YOUR TASK:
Some lines in the listing hold the word "hello". Return each of them.

-----

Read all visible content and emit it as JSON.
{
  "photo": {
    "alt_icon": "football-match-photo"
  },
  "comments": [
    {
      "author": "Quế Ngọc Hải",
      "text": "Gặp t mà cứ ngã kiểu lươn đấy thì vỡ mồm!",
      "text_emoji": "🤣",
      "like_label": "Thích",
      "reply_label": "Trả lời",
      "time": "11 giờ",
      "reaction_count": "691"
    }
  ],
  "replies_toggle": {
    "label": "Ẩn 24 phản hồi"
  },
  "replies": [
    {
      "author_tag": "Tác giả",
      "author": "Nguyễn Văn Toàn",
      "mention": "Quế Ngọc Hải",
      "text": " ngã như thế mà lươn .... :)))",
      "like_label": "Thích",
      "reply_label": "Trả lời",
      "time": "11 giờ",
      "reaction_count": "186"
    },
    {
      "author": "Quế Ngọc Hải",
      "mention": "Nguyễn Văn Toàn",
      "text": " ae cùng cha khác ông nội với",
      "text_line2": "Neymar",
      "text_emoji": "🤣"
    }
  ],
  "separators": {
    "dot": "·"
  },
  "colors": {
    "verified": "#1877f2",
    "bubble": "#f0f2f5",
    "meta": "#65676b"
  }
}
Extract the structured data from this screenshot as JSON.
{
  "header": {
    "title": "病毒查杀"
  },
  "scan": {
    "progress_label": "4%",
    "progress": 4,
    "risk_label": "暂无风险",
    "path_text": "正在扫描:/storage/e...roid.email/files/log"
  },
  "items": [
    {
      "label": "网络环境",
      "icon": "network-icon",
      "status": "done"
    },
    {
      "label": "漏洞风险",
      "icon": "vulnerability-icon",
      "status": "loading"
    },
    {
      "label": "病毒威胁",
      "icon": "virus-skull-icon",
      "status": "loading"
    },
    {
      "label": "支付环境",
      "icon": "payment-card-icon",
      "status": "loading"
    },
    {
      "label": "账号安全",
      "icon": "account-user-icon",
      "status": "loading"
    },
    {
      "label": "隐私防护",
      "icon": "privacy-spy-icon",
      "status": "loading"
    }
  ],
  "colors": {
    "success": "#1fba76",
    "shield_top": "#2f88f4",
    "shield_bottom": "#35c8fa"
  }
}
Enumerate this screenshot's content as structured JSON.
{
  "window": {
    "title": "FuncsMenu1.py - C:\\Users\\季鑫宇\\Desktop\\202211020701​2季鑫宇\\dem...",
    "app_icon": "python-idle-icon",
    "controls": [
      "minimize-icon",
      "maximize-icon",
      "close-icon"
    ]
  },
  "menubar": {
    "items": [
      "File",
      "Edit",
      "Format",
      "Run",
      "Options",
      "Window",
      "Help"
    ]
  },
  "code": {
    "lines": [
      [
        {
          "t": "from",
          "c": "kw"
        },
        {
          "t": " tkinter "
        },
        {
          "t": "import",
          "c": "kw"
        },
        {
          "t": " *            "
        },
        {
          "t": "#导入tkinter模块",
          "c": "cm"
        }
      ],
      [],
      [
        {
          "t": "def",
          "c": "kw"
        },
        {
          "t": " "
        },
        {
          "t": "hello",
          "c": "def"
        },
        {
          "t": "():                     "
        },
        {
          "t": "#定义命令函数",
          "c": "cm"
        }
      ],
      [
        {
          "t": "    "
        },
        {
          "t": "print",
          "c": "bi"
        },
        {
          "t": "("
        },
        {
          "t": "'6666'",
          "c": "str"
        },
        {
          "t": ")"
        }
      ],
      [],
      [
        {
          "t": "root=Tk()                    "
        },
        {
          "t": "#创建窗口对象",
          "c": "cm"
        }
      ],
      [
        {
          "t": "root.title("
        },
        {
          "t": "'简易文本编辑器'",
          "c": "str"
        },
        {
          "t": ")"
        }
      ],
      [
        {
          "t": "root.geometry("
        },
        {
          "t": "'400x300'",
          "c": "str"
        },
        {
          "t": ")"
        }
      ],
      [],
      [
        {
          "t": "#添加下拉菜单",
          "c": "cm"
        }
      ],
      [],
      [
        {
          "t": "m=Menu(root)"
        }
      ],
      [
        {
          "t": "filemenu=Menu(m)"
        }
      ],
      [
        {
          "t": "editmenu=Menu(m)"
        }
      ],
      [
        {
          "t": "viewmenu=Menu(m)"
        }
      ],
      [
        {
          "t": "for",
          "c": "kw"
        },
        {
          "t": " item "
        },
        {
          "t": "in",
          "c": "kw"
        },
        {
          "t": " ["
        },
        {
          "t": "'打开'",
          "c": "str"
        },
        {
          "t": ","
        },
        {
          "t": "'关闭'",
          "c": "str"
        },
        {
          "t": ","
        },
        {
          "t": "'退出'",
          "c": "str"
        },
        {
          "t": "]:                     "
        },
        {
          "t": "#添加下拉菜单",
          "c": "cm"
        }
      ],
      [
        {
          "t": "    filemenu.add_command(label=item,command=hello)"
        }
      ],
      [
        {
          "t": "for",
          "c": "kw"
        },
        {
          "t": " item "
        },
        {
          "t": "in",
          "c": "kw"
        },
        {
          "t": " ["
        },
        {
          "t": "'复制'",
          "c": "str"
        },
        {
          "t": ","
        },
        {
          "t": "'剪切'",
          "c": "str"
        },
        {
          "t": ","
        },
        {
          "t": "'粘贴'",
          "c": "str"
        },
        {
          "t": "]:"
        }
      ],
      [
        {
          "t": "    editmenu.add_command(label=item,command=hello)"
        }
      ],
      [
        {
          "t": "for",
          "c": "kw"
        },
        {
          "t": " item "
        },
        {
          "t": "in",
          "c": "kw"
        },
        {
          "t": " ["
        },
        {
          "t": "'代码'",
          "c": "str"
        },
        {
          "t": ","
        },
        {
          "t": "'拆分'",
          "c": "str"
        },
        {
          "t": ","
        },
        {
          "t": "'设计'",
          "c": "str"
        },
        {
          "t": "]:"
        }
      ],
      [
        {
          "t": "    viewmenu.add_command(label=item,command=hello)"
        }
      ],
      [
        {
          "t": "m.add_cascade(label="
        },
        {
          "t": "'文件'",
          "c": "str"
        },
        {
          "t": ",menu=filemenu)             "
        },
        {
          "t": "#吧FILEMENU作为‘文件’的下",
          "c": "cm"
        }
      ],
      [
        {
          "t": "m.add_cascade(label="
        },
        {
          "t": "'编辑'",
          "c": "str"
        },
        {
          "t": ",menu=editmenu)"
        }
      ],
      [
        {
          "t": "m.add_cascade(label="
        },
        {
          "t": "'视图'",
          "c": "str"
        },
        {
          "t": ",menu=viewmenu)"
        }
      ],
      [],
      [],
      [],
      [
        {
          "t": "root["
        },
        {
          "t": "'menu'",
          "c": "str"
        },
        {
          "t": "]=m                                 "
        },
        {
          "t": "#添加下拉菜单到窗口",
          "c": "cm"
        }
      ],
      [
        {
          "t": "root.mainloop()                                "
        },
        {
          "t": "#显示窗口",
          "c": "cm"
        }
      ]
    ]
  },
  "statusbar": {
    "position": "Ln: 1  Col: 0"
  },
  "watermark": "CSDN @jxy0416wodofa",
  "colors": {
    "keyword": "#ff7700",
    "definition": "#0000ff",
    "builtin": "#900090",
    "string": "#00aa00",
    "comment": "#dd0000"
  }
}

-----

TASK ANSWER:
          "t": "hello",
          "t": "    filemenu.add_command(label=item,command=hello)"
          "t": "    editmenu.add_command(label=item,command=hello)"
          "t": "    viewmenu.add_command(label=item,command=hello)"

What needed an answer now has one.